• [Work required]
Everything in the entries except the pictures must be repeated exactly.

• [Records provided]
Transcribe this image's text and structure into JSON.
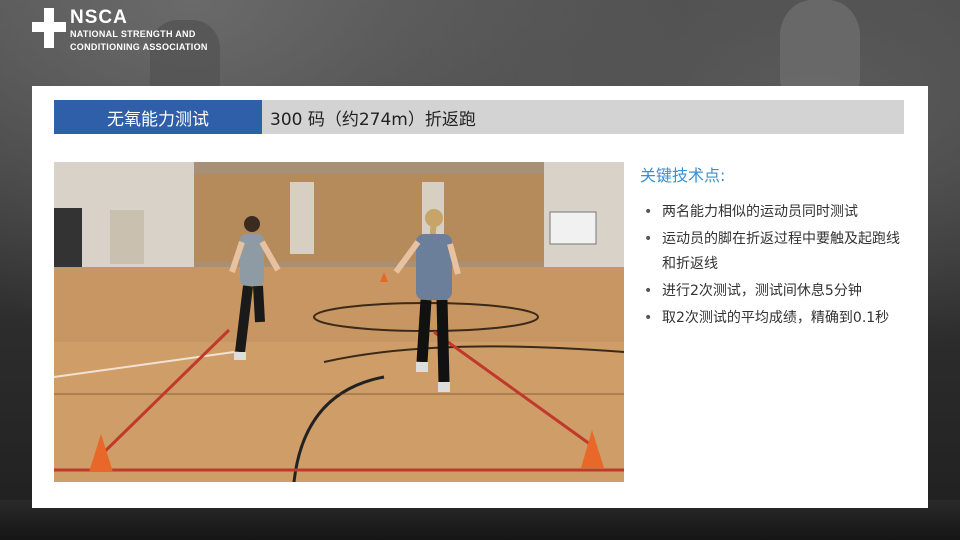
{
  "logo": {
    "brand": "NSCA",
    "line1": "NATIONAL STRENGTH AND",
    "line2": "CONDITIONING ASSOCIATION"
  },
  "slide": {
    "tag": "无氧能力测试",
    "title": "300 码（约274m）折返跑"
  },
  "key_points": {
    "heading": "关键技术点:",
    "items": [
      "两名能力相似的运动员同时测试",
      "运动员的脚在折返过程中要触及起跑线和折返线",
      "进行2次测试，测试间休息5分钟",
      "取2次测试的平均成绩，精确到0.1秒"
    ]
  },
  "colors": {
    "tag_bg": "#2e5fa8",
    "heading": "#3a8fd0"
  }
}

• [Written solution]
Transcribe this image's text and structure into JSON.
{
  "logo": {
    "brand": "NSCA",
    "line1": "NATIONAL STRENGTH AND",
    "line2": "CONDITIONING ASSOCIATION"
  },
  "slide": {
    "tag": "无氧能力测试",
    "title": "300 码（约274m）折返跑"
  },
  "key_points": {
    "heading": "关键技术点:",
    "items": [
      "两名能力相似的运动员同时测试",
      "运动员的脚在折返过程中要触及起跑线和折返线",
      "进行2次测试，测试间休息5分钟",
      "取2次测试的平均成绩，精确到0.1秒"
    ]
  },
  "colors": {
    "tag_bg": "#2e5fa8",
    "heading": "#3a8fd0"
  }
}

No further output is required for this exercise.